"Dick's is the best at what it does, but just about everything else that they sell you can get on Amazon," Cramer said.
Dick's plans to spend money at Facebook and Google to beef up its digital marketing and boost traffic on its website. The company also said it has to invest in robotics to mitigate its freight and shipping costs, an advantage that Amazon already has with its web services business, Cramer said.
"Dick's is just supposed to be a company that knows sporting goods. They know baseball bats, Air Jordans, not robotics for heaven's sake," the host said. "So Dick's has to keep plowing money into the most expensive, least-rewarding channel to keep up with Amazon, a company with much lower expenses.
"No wonder Senator Elisabeth Warren is calling for the break-up of Amazon. It has all of the tools it needs to bring you in without even having to [give] money to Facebook and Google," he added.

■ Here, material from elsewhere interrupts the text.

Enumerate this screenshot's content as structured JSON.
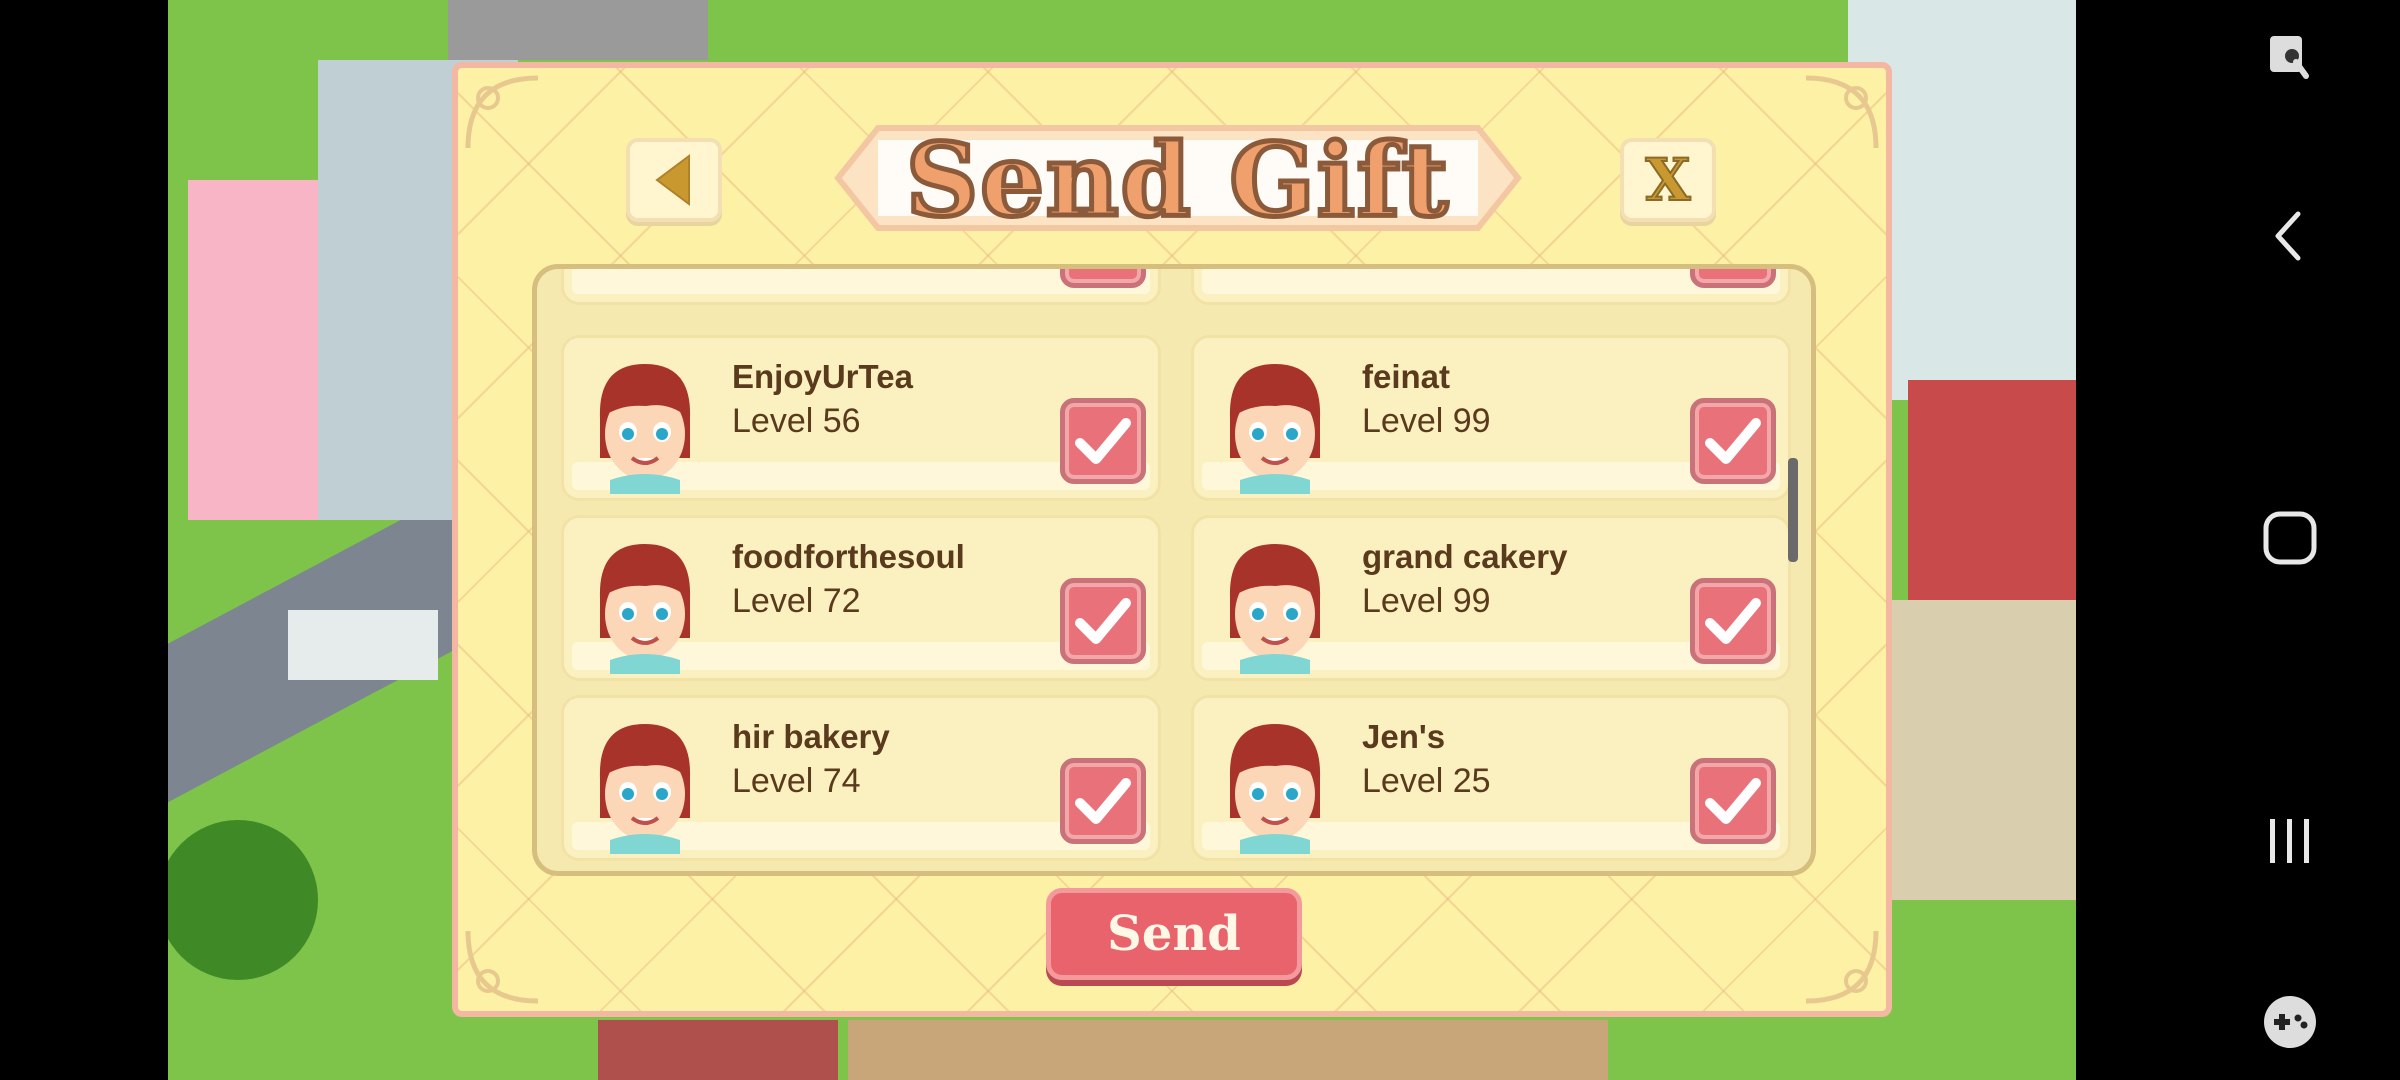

Cramer also recommended Adobe and Salesforce.com because they work to make sure customers enjoy their experience and remember to come back. Investors could even make a bet on Honeywell, which sells robotics to Amazon, he said.
Shares of Dick's closed down more than 11 percent in Tuesday's session. The stock is up nearly 11 percent year to date.
"I think you gotta stay away because right now it's just too hard to be a brick-and-mortar retailer if you have too much commodity and merchandise that can be bought more cheaply and conveniently via Amazon Prime," Cramer said.
Disclosure: Cramer's charitable trust owns shares of Amazon, Salesforce.com, Faecbook, Honeywell, and Alphabet.